[DATA]:
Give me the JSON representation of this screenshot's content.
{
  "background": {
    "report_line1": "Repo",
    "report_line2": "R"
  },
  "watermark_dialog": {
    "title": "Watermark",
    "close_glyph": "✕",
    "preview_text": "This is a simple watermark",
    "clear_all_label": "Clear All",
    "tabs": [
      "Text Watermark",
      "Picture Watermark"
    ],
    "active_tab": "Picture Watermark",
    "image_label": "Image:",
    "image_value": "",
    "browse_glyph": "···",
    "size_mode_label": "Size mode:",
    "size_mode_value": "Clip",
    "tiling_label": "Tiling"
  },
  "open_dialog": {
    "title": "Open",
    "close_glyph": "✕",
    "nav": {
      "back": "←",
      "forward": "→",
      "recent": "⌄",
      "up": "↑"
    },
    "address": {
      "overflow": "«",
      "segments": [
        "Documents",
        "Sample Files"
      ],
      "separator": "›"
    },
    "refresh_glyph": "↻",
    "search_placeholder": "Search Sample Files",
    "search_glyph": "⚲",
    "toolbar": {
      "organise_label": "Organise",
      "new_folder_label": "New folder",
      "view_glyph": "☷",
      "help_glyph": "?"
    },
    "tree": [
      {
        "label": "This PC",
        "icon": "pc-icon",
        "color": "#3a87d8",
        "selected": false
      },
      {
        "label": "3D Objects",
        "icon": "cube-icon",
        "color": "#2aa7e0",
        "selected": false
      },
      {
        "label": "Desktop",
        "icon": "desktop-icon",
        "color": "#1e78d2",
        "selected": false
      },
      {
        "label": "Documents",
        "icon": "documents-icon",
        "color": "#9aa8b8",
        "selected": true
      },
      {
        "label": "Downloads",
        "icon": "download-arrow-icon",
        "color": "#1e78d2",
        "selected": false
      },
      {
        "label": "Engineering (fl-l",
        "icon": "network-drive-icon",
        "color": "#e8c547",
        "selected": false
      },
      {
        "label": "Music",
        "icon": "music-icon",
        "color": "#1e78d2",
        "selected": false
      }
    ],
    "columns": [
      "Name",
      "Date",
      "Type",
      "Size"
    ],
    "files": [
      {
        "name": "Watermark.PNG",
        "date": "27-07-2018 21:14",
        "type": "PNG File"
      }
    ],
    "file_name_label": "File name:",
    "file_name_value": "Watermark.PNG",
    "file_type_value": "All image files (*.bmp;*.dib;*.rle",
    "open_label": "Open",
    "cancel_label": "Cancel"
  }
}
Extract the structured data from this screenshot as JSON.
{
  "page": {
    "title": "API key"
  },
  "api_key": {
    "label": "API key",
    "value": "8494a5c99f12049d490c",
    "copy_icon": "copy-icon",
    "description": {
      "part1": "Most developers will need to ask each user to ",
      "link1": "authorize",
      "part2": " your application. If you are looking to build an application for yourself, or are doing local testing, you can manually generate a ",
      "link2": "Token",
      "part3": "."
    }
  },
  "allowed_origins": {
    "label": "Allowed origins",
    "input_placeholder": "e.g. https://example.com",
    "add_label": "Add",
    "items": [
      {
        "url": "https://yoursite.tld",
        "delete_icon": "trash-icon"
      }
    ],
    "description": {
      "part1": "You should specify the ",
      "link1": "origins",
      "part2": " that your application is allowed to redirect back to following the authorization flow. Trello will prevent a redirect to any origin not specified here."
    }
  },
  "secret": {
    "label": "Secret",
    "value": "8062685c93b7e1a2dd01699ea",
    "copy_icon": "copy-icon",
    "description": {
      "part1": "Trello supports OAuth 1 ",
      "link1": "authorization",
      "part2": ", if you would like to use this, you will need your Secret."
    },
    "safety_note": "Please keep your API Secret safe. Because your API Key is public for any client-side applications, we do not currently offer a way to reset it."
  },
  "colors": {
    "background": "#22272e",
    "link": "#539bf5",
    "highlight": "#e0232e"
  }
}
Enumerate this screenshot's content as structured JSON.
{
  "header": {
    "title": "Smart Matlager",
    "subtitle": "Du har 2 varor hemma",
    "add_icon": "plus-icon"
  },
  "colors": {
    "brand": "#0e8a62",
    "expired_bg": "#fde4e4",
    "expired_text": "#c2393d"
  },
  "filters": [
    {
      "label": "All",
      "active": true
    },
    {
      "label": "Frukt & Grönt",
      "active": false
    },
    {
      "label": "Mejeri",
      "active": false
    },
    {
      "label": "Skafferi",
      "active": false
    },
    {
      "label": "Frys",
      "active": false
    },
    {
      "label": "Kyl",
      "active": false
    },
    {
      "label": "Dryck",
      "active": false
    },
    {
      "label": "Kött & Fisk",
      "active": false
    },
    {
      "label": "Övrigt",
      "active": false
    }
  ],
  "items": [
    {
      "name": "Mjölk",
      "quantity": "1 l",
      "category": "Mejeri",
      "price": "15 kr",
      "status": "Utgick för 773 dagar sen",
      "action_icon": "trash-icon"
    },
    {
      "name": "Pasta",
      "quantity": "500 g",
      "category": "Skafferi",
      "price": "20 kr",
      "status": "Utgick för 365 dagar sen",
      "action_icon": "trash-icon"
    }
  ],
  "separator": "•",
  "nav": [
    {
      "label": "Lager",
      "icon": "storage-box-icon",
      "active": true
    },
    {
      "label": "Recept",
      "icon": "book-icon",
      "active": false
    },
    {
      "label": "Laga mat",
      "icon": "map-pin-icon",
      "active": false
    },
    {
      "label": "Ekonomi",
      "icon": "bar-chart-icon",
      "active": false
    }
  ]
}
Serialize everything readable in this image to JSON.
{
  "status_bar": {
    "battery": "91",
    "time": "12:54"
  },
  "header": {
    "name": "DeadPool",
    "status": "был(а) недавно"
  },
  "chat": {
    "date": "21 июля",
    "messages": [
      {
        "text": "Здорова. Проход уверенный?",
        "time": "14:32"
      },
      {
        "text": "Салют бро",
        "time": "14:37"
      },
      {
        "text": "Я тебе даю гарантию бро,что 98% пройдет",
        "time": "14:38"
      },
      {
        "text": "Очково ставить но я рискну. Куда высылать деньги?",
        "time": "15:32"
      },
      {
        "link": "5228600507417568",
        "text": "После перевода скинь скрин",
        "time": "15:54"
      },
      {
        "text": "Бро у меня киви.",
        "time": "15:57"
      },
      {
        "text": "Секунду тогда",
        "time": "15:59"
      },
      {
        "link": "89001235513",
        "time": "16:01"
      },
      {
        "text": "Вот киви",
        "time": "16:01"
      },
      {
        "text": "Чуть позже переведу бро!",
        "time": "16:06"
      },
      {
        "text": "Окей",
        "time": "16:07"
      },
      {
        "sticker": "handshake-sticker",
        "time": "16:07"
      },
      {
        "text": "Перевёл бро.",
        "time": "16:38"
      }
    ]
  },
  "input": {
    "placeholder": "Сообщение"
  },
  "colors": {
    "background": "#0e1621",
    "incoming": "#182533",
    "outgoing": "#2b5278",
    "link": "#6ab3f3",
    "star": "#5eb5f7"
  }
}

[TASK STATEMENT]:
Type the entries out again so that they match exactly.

[EXERCISE RESULT]:
Give me the JSON representation of this screenshot's content.
{
  "background": {
    "report_line1": "Repo",
    "report_line2": "R"
  },
  "watermark_dialog": {
    "title": "Watermark",
    "close_glyph": "✕",
    "preview_text": "This is a simple watermark",
    "clear_all_label": "Clear All",
    "tabs": [
      "Text Watermark",
      "Picture Watermark"
    ],
    "active_tab": "Picture Watermark",
    "image_label": "Image:",
    "image_value": "",
    "browse_glyph": "···",
    "size_mode_label": "Size mode:",
    "size_mode_value": "Clip",
    "tiling_label": "Tiling"
  },
  "open_dialog": {
    "title": "Open",
    "close_glyph": "✕",
    "nav": {
      "back": "←",
      "forward": "→",
      "recent": "⌄",
      "up": "↑"
    },
    "address": {
      "overflow": "«",
      "segments": [
        "Documents",
        "Sample Files"
      ],
      "separator": "›"
    },
    "refresh_glyph": "↻",
    "search_placeholder": "Search Sample Files",
    "search_glyph": "⚲",
    "toolbar": {
      "organise_label": "Organise",
      "new_folder_label": "New folder",
      "view_glyph": "☷",
      "help_glyph": "?"
    },
    "tree": [
      {
        "label": "This PC",
        "icon": "pc-icon",
        "color": "#3a87d8",
        "selected": false
      },
      {
        "label": "3D Objects",
        "icon": "cube-icon",
        "color": "#2aa7e0",
        "selected": false
      },
      {
        "label": "Desktop",
        "icon": "desktop-icon",
        "color": "#1e78d2",
        "selected": false
      },
      {
        "label": "Documents",
        "icon": "documents-icon",
        "color": "#9aa8b8",
        "selected": true
      },
      {
        "label": "Downloads",
        "icon": "download-arrow-icon",
        "color": "#1e78d2",
        "selected": false
      },
      {
        "label": "Engineering (fl-l",
        "icon": "network-drive-icon",
        "color": "#e8c547",
        "selected": false
      },
      {
        "label": "Music",
        "icon": "music-icon",
        "color": "#1e78d2",
        "selected": false
      }
    ],
    "columns": [
      "Name",
      "Date",
      "Type",
      "Size"
    ],
    "files": [
      {
        "name": "Watermark.PNG",
        "date": "27-07-2018 21:14",
        "type": "PNG File"
      }
    ],
    "file_name_label": "File name:",
    "file_name_value": "Watermark.PNG",
    "file_type_value": "All image files (*.bmp;*.dib;*.rle",
    "open_label": "Open",
    "cancel_label": "Cancel"
  }
}
Extract the structured data from this screenshot as JSON.
{
  "page": {
    "title": "API key"
  },
  "api_key": {
    "label": "API key",
    "value": "8494a5c99f12049d490c",
    "copy_icon": "copy-icon",
    "description": {
      "part1": "Most developers will need to ask each user to ",
      "link1": "authorize",
      "part2": " your application. If you are looking to build an application for yourself, or are doing local testing, you can manually generate a ",
      "link2": "Token",
      "part3": "."
    }
  },
  "allowed_origins": {
    "label": "Allowed origins",
    "input_placeholder": "e.g. https://example.com",
    "add_label": "Add",
    "items": [
      {
        "url": "https://yoursite.tld",
        "delete_icon": "trash-icon"
      }
    ],
    "description": {
      "part1": "You should specify the ",
      "link1": "origins",
      "part2": " that your application is allowed to redirect back to following the authorization flow. Trello will prevent a redirect to any origin not specified here."
    }
  },
  "secret": {
    "label": "Secret",
    "value": "8062685c93b7e1a2dd01699ea",
    "copy_icon": "copy-icon",
    "description": {
      "part1": "Trello supports OAuth 1 ",
      "link1": "authorization",
      "part2": ", if you would like to use this, you will need your Secret."
    },
    "safety_note": "Please keep your API Secret safe. Because your API Key is public for any client-side applications, we do not currently offer a way to reset it."
  },
  "colors": {
    "background": "#22272e",
    "link": "#539bf5",
    "highlight": "#e0232e"
  }
}
Enumerate this screenshot's content as structured JSON.
{
  "header": {
    "title": "Smart Matlager",
    "subtitle": "Du har 2 varor hemma",
    "add_icon": "plus-icon"
  },
  "colors": {
    "brand": "#0e8a62",
    "expired_bg": "#fde4e4",
    "expired_text": "#c2393d"
  },
  "filters": [
    {
      "label": "All",
      "active": true
    },
    {
      "label": "Frukt & Grönt",
      "active": false
    },
    {
      "label": "Mejeri",
      "active": false
    },
    {
      "label": "Skafferi",
      "active": false
    },
    {
      "label": "Frys",
      "active": false
    },
    {
      "label": "Kyl",
      "active": false
    },
    {
      "label": "Dryck",
      "active": false
    },
    {
      "label": "Kött & Fisk",
      "active": false
    },
    {
      "label": "Övrigt",
      "active": false
    }
  ],
  "items": [
    {
      "name": "Mjölk",
      "quantity": "1 l",
      "category": "Mejeri",
      "price": "15 kr",
      "status": "Utgick för 773 dagar sen",
      "action_icon": "trash-icon"
    },
    {
      "name": "Pasta",
      "quantity": "500 g",
      "category": "Skafferi",
      "price": "20 kr",
      "status": "Utgick för 365 dagar sen",
      "action_icon": "trash-icon"
    }
  ],
  "separator": "•",
  "nav": [
    {
      "label": "Lager",
      "icon": "storage-box-icon",
      "active": true
    },
    {
      "label": "Recept",
      "icon": "book-icon",
      "active": false
    },
    {
      "label": "Laga mat",
      "icon": "map-pin-icon",
      "active": false
    },
    {
      "label": "Ekonomi",
      "icon": "bar-chart-icon",
      "active": false
    }
  ]
}
Serialize everything readable in this image to JSON.
{
  "status_bar": {
    "battery": "91",
    "time": "12:54"
  },
  "header": {
    "name": "DeadPool",
    "status": "был(а) недавно"
  },
  "chat": {
    "date": "21 июля",
    "messages": [
      {
        "text": "Здорова. Проход уверенный?",
        "time": "14:32"
      },
      {
        "text": "Салют бро",
        "time": "14:37"
      },
      {
        "text": "Я тебе даю гарантию бро,что 98% пройдет",
        "time": "14:38"
      },
      {
        "text": "Очково ставить но я рискну. Куда высылать деньги?",
        "time": "15:32"
      },
      {
        "link": "5228600507417568",
        "text": "После перевода скинь скрин",
        "time": "15:54"
      },
      {
        "text": "Бро у меня киви.",
        "time": "15:57"
      },
      {
        "text": "Секунду тогда",
        "time": "15:59"
      },
      {
        "link": "89001235513",
        "time": "16:01"
      },
      {
        "text": "Вот киви",
        "time": "16:01"
      },
      {
        "text": "Чуть позже переведу бро!",
        "time": "16:06"
      },
      {
        "text": "Окей",
        "time": "16:07"
      },
      {
        "sticker": "handshake-sticker",
        "time": "16:07"
      },
      {
        "text": "Перевёл бро.",
        "time": "16:38"
      }
    ]
  },
  "input": {
    "placeholder": "Сообщение"
  },
  "colors": {
    "background": "#0e1621",
    "incoming": "#182533",
    "outgoing": "#2b5278",
    "link": "#6ab3f3",
    "star": "#5eb5f7"
  }
}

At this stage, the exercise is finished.